Every Resident - Bill of Rights for people who live in Ontario long-term care homes
Table of contents
Long-term care homes are places where you can live and receive care services, such as nursing and personal assistance. They are sometimes called "long-term care facilities" or "nursing homes".
This booklet can help you understand your rights as a resident of a long-term care home.
Residents' rights are guaranteed by law
In Ontario, long-term care homes must follow a law called the Long-Term Care Homes Act. It includes a Residents' Bill of Rights. The purpose of this Bill of Rights is to make sure that long-term care homes are truly homes for the people who live in them. These rights are listed and explained, starting on page 1 of this booklet.
The Bill of Rights must be displayed
Every long-term care home must post the Bill of Rights where it can be easily seen. The Bill of Rights tells staff at the home that they must respect your rights while you live there. It tells them to remember that you are in your home. It reminds everyone, including residents, staff, friends, family and neighbours, that residents of long-term care homes are valued members of the community.
Making sure the Bill of Rights is followed
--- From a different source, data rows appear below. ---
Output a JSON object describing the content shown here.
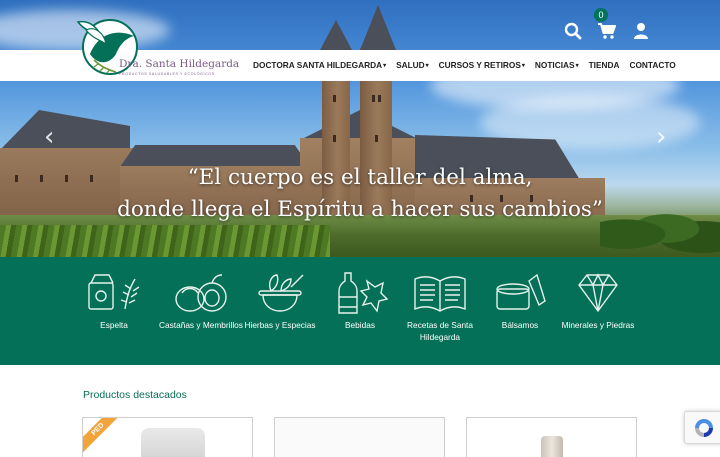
{
  "brand": {
    "name": "Dra. Santa Hildegarda",
    "tagline": "PRODUCTOS SALUDABLES Y ECOLÓGICOS"
  },
  "header": {
    "cart_count": "0",
    "icons": [
      "search-icon",
      "cart-icon",
      "user-icon"
    ]
  },
  "nav": {
    "items": [
      {
        "label": "DOCTORA SANTA HILDEGARDA",
        "dropdown": true
      },
      {
        "label": "SALUD",
        "dropdown": true
      },
      {
        "label": "CURSOS Y RETIROS",
        "dropdown": true
      },
      {
        "label": "NOTICIAS",
        "dropdown": true
      },
      {
        "label": "TIENDA",
        "dropdown": false
      },
      {
        "label": "CONTACTO",
        "dropdown": false
      }
    ],
    "caret": "▾"
  },
  "hero": {
    "quote_line1": "“El cuerpo es el taller del alma,",
    "quote_line2": "donde llega el Espíritu a hacer sus cambios”",
    "prev": "‹",
    "next": "›"
  },
  "categories": [
    {
      "label": "Espelta",
      "icon": "spelt-icon"
    },
    {
      "label": "Castañas y Membrillos",
      "icon": "chestnut-icon"
    },
    {
      "label": "Hierbas y Especias",
      "icon": "herbs-icon"
    },
    {
      "label": "Bebidas",
      "icon": "drinks-icon"
    },
    {
      "label": "Recetas de Santa Hildegarda",
      "icon": "book-icon"
    },
    {
      "label": "Bálsamos",
      "icon": "balm-icon"
    },
    {
      "label": "Minerales y Piedras",
      "icon": "diamond-icon"
    }
  ],
  "products": {
    "title": "Productos destacados",
    "badge": "PED"
  },
  "colors": {
    "brand_green": "#047057",
    "title_green": "#0a6b57",
    "badge_orange": "#f2a33a"
  }
}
Every long-term care home must have a way for residents and others to complain about the Bill of Rights not being followed. Inspectors from the Ministry of Health and Long-Term Care must enforce the Bill of Rights during their yearly inspections or when someone makes a complaint. Residents can also enforce their rights by taking the long-term care home to court, or by other means. There is more information about this starting on page 29 of this booklet.